Here and now: the reality of AI in healthcare

25 November 2020


Artificial intelligence (AI) will not replace clinicians but those clinicians who use AI will replace those who don’t – this was the message from experts in the opening session of the EIT Health Summit Series, which explored the implementation of AI in healthcare. 

At the event’s online launch on Tuesday (24 Nov), Dr Bertalan Meskó, director of The Futurist Institute and Dr John Halamka, president of the Mayo Clinic Platform, urged stakeholders not to be left behind by failing to embrace AI.

Discussing the topic, Implementing AI in Healthcare: Success Beyond the Buzzword, which was moderated by EIT Health’s director of innovation, Jorge Juan Fernández, the speakers highlighted the critical benefits of adopting AI in our healthcare systems, including delivering complex care in the home. 

Changing the way we deliver care

Over the next decade, the Mayo Clinic’s ambition is to become an expert in digital therapeutics and virtual care.

Dr Halamka outlined how the Mayo Clinic’s drive to progress the development of algorithms had created a completely new business model for healthcare. This has led to the creation of an advanced virtual care at home product, currently treating over 50 patients with serious or complex disease in their homes in Florida and Wisconsin, US.

This care involves the installation of remote patient monitors in the home, which send data on pulse, glucose levels, weight and more to the demand centre, where AI algorithms make sense of it to create dashboards that are monitored by clinicians. They then base their care and interventions on this constant flow of information.

Dr Halamka explained: “It delivers the same quality and the same outcomes at a lower cost in non-traditional settings. By 2030, the Mayo Clinic will see a significant expansion in the amount of care delivered at a distance in non-traditional settings and we will train the next generations of professionals to do this.”

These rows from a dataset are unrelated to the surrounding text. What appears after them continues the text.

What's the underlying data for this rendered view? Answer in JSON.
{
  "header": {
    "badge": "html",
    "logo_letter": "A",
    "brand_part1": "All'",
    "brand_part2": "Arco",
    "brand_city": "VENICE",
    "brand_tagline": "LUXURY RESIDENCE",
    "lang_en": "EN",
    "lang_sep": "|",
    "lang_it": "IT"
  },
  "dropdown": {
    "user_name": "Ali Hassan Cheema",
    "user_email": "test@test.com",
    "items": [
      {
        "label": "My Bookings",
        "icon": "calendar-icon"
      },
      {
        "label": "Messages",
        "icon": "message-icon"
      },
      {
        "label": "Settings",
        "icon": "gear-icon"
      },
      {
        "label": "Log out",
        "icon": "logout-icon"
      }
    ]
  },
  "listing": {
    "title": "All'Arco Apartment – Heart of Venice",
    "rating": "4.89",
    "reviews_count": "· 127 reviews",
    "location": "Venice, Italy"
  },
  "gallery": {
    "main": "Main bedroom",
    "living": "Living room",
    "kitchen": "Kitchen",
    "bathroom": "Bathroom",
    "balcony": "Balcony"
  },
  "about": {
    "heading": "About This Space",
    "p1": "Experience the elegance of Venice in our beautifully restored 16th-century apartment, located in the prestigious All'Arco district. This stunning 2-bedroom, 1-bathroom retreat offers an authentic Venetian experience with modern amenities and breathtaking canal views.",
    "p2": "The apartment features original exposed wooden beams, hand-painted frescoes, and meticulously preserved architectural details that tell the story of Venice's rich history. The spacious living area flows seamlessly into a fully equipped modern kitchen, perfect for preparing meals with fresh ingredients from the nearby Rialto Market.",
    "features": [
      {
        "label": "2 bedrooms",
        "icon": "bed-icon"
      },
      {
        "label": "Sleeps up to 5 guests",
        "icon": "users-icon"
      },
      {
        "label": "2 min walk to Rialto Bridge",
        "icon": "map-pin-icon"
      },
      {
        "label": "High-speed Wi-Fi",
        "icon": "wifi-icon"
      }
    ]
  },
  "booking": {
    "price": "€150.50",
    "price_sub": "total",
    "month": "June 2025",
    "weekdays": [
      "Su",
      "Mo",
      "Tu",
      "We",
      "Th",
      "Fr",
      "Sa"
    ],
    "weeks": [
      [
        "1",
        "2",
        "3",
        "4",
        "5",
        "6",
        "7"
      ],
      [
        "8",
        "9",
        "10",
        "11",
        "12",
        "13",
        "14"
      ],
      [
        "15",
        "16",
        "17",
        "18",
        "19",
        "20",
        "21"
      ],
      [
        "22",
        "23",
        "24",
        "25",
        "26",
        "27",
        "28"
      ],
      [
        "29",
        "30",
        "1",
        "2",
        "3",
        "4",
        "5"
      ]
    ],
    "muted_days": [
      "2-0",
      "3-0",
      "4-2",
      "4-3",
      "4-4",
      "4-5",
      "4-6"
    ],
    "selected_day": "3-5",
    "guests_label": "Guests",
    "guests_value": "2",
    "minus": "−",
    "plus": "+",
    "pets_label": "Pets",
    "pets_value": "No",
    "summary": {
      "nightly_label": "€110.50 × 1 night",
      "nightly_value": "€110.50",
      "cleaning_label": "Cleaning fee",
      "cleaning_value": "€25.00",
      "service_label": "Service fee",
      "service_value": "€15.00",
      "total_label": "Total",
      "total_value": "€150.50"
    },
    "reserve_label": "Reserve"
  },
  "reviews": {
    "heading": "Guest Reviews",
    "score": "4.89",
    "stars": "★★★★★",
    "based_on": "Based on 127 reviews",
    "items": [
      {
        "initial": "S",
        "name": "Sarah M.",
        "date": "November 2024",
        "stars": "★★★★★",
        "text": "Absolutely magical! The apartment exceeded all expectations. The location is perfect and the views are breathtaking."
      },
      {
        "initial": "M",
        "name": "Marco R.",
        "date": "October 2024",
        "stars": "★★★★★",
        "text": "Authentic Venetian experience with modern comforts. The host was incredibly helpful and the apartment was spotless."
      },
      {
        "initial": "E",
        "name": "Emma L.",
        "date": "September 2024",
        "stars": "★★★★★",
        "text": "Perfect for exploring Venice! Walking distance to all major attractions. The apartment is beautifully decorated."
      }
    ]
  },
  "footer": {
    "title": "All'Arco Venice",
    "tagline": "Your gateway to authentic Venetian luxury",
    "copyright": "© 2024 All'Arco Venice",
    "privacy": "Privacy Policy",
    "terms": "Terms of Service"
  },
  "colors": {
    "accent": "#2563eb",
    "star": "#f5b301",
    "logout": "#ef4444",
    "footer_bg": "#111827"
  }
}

From the European perspective, Dr Meskó agreed that rather than replacing HCPs, AI will work to support the decision-making process and remove the administrative burden currently placed on doctors and nurses, and ultimately, enabling patients to be placed at the centre of healthcare.

The availability of apps and sensors to measure our health will create the pathway to the ‘patient of the future’ where patients are managing their own health data.

“As we dive further into digital health, patients will become more and more empowered,” said Dr Meskó. “The patient of the future will need some sort of AI to help them understand this myriad of data.”

Overcoming the challenges

Yet, while the potential for AI is “extraordinary” so are the challenges in adopting it in Europe, including accessing data, adherence to GDPR, lack of skills and trust in the technology from practitioner to patient, which we need to overcome.

The Mayo Clinic is already solving many data security issues. To create single electronic patient records critical for healthcare’s digital transition, it has developed a thorough de-identification process, which is stress-tested by a third party and the data is then stored in an encrypted container in Google Cloud. Innovators are invited to use this data to exercise new products and develop algorithms, but they can never take the data with them.

“The only thing that leaves this environment is new knowledge,” added Dr Halamka.

In his vision of the future, Dr Meskó suggested that greater use of technology doesn’t mean less need for clinicians.  In fact, when developed correctly, he believes AI technology can enable more interactions between the patient and doctor.

He said: “AI could remove every interface [in the consulting room] and what’s left is a clinician talking to a patient, having a real-life conversation based on trust, while being surrounded by invisible, seamless technology that is managed and controlled by AI.”

Both speakers agreed that there won’t be many diagnostic processes that are not fully supported by AI in the next five to ten years.

The EIT Health Summit was opened by Alexander von Gabain, Chairman of the Supervisory Board at EIT Health and Jan-Philipp Beck, CEO of EIT Health. They outlined the critical innovation driven by EIT Health in this remarkable year, which included the important adoption of digital technologies, such as AI in the COVID-19 response.

Don’t worry if you missed the live session, you can watch the recording here.